• [Work to complete]: Find and copy each line of the records where the string "intera" shows up.
__________
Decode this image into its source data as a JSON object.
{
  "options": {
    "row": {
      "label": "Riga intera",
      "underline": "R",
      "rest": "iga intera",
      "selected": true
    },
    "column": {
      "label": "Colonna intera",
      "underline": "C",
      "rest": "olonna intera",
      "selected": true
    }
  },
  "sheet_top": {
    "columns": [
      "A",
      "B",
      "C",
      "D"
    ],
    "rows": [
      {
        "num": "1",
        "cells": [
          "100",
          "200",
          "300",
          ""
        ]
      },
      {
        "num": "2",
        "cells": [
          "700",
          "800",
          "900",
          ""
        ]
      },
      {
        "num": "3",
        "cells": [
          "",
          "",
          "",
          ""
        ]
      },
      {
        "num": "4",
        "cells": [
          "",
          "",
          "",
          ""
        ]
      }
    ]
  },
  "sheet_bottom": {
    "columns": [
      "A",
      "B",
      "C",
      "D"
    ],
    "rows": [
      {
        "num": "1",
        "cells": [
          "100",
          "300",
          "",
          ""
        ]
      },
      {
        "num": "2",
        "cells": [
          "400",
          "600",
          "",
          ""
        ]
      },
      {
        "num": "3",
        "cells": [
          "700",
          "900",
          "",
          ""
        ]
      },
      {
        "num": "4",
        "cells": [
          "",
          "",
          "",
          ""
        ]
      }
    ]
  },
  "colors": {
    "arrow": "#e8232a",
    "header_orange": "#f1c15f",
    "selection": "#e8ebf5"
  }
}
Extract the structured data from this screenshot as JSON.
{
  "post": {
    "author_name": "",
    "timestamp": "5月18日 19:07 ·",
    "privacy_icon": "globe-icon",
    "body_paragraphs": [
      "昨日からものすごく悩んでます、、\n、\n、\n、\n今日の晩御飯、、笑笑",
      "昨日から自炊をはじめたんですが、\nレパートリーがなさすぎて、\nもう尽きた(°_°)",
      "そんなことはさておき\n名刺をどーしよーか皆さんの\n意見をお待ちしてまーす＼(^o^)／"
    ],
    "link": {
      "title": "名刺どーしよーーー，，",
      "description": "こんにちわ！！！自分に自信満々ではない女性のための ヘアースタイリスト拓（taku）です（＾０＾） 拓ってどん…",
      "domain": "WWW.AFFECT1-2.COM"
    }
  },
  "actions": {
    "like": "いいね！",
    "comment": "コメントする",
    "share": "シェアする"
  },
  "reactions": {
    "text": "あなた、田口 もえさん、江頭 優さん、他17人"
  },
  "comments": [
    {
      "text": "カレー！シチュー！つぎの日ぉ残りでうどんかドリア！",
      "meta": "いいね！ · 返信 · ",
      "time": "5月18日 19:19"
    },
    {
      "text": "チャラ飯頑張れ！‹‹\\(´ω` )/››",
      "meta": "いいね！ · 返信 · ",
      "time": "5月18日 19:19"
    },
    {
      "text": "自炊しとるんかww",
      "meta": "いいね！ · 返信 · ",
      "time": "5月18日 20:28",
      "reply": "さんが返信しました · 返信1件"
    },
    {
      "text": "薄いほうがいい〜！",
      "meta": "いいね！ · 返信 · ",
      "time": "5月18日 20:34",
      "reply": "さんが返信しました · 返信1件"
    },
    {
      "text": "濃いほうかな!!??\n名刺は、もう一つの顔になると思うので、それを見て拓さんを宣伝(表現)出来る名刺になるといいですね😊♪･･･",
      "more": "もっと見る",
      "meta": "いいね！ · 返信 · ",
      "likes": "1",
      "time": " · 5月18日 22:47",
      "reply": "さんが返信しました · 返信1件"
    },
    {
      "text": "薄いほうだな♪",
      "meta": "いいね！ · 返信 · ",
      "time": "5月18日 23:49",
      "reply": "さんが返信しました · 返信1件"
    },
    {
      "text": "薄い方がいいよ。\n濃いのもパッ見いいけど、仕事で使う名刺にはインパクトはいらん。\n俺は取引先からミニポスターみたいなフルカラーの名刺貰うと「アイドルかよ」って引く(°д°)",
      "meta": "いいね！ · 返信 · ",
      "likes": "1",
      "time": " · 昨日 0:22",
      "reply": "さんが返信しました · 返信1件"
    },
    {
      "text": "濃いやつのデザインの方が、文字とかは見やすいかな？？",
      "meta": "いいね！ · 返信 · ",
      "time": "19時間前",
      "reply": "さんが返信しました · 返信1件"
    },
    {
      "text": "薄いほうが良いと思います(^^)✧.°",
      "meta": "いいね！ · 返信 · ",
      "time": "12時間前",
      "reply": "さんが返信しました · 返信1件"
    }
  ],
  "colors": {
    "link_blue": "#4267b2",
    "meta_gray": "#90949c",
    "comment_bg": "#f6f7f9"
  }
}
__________
• [Solution]:
      "label": "Riga intera",
      "rest": "iga intera",
      "label": "Colonna intera",
      "rest": "olonna intera",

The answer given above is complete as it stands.